EXERCISE -> Where does the word "Manufacturing" occur in the entries below? Copy every line that has it.

(App and web page records)
######
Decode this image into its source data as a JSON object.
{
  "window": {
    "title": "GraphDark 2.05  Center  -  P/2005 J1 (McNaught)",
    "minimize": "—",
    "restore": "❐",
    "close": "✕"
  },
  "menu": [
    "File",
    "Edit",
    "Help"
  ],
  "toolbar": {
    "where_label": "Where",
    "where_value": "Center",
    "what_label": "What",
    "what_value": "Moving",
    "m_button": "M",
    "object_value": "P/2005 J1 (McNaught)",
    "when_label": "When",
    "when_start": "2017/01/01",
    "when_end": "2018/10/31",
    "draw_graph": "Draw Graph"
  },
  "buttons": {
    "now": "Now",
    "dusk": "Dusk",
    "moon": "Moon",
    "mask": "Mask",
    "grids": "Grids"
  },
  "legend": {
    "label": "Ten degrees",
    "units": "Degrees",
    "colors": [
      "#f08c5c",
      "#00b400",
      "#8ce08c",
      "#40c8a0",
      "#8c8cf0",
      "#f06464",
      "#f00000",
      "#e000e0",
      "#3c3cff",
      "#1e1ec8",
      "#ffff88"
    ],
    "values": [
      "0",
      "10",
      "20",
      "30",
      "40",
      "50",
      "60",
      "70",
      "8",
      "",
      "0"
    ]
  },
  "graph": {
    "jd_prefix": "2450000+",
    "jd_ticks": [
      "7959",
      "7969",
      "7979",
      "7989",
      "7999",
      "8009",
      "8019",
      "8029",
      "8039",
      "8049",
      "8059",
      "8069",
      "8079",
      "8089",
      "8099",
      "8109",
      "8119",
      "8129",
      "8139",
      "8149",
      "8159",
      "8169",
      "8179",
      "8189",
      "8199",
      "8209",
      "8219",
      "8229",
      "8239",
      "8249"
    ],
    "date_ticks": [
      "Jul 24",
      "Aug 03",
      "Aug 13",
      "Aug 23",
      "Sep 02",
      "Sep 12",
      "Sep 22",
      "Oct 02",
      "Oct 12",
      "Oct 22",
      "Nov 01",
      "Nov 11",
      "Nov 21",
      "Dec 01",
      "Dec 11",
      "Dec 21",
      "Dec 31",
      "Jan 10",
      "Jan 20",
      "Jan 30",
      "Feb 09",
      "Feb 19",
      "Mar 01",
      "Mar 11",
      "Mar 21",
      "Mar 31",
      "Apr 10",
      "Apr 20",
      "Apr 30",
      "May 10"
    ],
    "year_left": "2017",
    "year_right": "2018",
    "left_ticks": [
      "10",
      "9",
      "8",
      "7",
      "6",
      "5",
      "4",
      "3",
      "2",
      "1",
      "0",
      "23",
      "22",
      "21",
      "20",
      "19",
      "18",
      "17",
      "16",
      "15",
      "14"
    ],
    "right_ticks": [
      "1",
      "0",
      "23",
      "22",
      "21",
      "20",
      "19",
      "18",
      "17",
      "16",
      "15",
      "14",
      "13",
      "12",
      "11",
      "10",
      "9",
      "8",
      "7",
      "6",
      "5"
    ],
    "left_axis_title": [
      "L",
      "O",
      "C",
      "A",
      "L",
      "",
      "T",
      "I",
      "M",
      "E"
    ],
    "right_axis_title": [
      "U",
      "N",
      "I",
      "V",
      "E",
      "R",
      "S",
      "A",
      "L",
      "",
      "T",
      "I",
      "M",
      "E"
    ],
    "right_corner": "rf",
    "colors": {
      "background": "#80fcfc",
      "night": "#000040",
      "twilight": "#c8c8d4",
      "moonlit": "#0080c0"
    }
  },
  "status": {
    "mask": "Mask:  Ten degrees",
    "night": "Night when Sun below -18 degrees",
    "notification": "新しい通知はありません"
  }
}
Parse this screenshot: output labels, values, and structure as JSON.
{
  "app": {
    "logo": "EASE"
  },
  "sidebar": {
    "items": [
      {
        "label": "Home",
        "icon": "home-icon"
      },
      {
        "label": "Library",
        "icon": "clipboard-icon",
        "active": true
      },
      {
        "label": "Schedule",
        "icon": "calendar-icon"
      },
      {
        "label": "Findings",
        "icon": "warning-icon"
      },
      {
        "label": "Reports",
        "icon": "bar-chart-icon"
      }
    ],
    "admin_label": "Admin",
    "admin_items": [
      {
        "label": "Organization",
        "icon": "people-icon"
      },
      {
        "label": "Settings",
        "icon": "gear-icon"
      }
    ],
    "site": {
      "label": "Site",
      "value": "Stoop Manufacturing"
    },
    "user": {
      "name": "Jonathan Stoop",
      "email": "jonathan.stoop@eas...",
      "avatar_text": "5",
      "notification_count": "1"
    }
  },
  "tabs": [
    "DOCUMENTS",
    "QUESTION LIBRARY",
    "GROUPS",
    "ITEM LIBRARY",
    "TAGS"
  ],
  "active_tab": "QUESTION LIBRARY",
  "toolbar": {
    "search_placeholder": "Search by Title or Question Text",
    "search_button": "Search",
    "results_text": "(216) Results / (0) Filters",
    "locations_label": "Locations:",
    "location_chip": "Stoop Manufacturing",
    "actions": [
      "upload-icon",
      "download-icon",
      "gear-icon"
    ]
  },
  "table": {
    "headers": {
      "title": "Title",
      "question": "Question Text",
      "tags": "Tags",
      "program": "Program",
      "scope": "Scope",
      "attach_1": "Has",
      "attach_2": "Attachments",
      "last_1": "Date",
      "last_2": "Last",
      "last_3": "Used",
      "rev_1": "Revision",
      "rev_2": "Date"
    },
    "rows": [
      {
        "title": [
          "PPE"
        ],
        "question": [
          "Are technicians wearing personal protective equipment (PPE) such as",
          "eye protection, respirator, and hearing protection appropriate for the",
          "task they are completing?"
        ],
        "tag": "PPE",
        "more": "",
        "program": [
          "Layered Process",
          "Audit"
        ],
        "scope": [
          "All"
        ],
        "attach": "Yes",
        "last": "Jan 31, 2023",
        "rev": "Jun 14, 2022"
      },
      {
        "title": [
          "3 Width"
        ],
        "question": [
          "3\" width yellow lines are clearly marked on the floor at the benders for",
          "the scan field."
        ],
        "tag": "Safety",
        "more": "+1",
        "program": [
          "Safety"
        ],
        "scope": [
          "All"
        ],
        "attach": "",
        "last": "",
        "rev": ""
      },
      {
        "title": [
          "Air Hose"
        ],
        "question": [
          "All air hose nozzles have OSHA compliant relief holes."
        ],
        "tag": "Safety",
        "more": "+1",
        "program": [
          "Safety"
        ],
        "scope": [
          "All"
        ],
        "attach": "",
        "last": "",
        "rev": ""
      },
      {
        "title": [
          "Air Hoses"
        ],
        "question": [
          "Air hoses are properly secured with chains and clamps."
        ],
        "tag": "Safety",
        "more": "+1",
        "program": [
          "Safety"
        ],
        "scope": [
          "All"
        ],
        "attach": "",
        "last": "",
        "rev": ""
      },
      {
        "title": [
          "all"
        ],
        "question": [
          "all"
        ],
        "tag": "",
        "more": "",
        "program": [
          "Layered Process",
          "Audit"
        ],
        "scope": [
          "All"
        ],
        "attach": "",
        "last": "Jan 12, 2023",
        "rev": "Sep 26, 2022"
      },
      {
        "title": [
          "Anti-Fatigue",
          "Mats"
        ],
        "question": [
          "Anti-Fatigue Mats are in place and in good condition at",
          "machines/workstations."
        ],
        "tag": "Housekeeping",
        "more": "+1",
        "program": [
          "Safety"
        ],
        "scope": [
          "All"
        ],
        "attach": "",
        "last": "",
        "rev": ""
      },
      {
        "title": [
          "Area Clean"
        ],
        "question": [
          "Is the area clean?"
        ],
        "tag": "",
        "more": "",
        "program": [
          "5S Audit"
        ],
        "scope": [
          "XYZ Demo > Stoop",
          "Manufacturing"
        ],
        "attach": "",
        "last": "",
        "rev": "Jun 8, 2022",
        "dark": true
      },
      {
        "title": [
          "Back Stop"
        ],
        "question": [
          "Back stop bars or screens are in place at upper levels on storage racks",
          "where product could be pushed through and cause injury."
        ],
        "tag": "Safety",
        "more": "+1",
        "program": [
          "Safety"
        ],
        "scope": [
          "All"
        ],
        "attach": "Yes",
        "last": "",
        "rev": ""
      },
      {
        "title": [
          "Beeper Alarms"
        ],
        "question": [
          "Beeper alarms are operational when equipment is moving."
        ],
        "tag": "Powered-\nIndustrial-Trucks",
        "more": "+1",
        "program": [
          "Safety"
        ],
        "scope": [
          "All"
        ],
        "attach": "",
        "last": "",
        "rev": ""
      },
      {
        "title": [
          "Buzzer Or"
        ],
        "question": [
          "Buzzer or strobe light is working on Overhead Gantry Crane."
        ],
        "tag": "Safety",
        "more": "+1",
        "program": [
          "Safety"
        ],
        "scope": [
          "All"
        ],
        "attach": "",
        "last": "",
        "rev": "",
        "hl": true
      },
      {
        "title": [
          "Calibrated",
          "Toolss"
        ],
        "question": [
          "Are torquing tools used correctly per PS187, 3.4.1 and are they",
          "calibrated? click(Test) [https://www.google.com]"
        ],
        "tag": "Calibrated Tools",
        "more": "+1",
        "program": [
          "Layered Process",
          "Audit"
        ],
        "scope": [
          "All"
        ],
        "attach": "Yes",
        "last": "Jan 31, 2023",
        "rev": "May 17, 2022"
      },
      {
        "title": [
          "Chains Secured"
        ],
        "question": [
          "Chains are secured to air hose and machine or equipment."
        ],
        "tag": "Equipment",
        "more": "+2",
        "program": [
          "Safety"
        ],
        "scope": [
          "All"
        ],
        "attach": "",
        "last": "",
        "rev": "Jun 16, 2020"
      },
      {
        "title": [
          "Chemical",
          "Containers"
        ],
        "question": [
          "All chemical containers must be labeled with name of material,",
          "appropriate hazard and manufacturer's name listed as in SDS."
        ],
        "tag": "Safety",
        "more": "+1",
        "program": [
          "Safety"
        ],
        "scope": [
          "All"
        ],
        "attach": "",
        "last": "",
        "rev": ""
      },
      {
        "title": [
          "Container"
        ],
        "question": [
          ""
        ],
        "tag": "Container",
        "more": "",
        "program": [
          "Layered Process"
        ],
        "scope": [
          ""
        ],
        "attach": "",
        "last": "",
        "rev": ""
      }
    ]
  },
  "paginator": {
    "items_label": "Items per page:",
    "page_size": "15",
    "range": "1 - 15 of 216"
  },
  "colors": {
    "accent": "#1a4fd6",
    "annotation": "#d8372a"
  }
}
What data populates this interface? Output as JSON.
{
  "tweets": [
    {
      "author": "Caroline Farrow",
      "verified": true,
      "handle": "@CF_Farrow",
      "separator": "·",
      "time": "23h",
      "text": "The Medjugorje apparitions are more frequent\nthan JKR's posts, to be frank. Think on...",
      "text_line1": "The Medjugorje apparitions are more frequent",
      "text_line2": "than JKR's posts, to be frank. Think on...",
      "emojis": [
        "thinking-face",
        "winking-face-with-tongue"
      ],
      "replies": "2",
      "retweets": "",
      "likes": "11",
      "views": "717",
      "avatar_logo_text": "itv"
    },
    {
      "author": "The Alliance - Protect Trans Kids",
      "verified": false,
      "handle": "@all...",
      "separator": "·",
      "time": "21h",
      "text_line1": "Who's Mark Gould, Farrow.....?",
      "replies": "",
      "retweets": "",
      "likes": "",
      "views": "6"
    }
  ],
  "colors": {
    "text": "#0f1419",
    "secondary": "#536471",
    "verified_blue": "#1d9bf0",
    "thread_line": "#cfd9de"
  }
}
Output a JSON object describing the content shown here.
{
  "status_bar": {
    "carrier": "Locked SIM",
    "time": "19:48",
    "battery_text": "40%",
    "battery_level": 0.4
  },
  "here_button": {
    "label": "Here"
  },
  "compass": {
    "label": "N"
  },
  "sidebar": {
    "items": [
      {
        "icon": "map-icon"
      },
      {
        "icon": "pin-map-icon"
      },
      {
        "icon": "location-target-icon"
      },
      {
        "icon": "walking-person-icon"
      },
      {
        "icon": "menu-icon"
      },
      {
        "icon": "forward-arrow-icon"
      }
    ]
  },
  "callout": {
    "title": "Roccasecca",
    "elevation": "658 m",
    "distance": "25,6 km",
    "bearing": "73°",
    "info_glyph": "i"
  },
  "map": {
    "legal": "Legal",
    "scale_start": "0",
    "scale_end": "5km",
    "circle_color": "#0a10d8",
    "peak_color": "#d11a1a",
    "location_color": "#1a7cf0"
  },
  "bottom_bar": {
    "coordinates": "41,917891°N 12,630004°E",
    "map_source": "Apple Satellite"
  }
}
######
RESULT OF THE EXERCISE ->
      "value": "Stoop Manufacturing"
    "location_chip": "Stoop Manufacturing",
          "Manufacturing"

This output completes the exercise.